Some jurors, according to two who were present, wondered aloud whether, if Ms. Constand did not say no, did that constitute consent?
When the judge could not provide a legal definition, Ms. Carmel, 62, stepped forward as forewoman. She had a bit of background in the subject because she works in cybersecurity and privacy for an emergency notifications company. At the time, she was helping her company meet new European data protection regulations that require companies to obtain the positive consent of people visiting their websites before using their personal information.
She told her fellow jurors how the data protection rules say that consent must be freely given by a clear affirmative act, be specific, informed and unambiguous, and that it can be withdrawn.
“By providing that kind of framework it helped everybody get over the hump of ‘She didn’t say no,’ ” Ms. Carmel said. “It helped the conversation move on.”
Another former Cosby juror, Dianne Scelza, agreed. “It was important for us to come to some sort of understanding of what it meant and how it played into the verdict,” she said.
Mr. Cosby was convicted in 2018 after the jury decided that Ms. Constand had not consented to his actions. Earlier this year the Pennsylvania Supreme Court overturned the conviction, ruling that prosecutors had violated Mr. Cosby’s due process rights. He was released from prison in June.
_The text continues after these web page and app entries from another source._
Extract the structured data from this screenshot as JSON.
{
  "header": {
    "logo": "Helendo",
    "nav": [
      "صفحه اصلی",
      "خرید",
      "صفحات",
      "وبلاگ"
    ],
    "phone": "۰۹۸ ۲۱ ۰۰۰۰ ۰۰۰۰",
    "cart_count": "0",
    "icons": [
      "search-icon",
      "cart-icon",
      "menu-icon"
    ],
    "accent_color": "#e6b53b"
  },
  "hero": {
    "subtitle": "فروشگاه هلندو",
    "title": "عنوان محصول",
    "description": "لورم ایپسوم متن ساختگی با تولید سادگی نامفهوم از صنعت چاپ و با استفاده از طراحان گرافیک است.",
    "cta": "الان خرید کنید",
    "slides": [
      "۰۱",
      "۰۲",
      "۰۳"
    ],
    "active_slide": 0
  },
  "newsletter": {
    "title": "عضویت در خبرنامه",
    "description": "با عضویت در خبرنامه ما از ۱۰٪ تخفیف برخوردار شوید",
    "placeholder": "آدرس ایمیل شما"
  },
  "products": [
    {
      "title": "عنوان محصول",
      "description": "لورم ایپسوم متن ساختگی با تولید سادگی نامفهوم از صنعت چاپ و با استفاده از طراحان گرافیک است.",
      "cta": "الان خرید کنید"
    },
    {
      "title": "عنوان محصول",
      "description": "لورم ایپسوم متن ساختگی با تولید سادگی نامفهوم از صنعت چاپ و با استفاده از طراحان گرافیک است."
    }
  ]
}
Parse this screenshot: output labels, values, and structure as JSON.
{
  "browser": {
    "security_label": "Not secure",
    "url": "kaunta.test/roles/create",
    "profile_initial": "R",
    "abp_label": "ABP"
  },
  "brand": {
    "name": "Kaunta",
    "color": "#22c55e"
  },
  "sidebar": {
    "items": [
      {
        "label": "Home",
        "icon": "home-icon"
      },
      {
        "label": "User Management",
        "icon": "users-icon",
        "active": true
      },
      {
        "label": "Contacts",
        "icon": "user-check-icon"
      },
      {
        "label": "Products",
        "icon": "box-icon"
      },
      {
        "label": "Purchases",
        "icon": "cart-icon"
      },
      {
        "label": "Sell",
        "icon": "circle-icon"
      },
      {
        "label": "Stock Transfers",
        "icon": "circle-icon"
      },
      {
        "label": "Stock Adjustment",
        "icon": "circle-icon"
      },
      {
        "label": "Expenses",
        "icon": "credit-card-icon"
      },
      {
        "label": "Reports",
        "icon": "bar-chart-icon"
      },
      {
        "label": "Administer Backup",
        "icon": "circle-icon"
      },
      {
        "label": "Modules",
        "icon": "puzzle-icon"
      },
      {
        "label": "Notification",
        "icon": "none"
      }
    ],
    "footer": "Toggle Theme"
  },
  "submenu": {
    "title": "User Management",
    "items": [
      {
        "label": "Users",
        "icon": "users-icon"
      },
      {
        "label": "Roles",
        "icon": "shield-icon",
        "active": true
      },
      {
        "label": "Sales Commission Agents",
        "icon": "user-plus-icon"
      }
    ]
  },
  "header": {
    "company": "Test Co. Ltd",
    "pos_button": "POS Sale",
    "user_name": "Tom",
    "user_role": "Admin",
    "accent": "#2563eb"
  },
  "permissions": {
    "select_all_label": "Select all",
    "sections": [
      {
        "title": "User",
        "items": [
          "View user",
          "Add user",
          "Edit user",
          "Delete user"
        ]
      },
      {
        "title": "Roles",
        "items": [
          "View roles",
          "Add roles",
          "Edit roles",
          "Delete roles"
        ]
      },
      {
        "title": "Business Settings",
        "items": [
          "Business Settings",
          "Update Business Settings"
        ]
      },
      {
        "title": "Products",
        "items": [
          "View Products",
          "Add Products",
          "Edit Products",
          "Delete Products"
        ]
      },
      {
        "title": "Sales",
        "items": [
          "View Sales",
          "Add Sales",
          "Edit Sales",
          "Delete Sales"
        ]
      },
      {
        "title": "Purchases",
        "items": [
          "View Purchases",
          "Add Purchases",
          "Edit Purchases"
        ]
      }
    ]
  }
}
After the trial, Ms. Carmel was approached by Joyce Short, founder of the Consent Awareness Network, who is trying to get affirmative definitions introduced into states’ laws. She had read about the problems the Cosby jury had with consent and Ms. Carmel’s approach as forewoman.
Since then, Ms. Carmel has met several times with local legislators, lobbying on behalf of a bill to define consent that activists plan to introduce into the Pennsylvania legislature.
“I recognized it was important to bring Cheryl to the meetings with the legislators because she could really explain,” said Ms. Short. “Their jaws dropped, literally.”
Senator Katie Muth, a rape survivor who is supporting the bill, said: “Having a definition in the law makes one less painful step if you do come forward.”
But even proponents of the legislation predict it will be difficult to win passage.
“This is going to be a really slow process because of the nuances,” said Jennifer Storm, a former victim advocate for the Commonwealth of Pennsylvania and author of several books on sexual assault. “It’s not that easy to define consent. It’s way too nuanced for that. Sex is nuanced.”
Ms. Carmel, though, said she is patient. After she retires next month, she said she hopes to devote more time to what she says has become her passion — refining the law in Pennsylvania and maybe in other states.
“How can we make it easier for people like me to be a juror, to listen to what a judge has to say, to listen to the evidence and come to a reasonable decision?” she said. “I want to make sure other jurors get all of the tools they could possibly use.”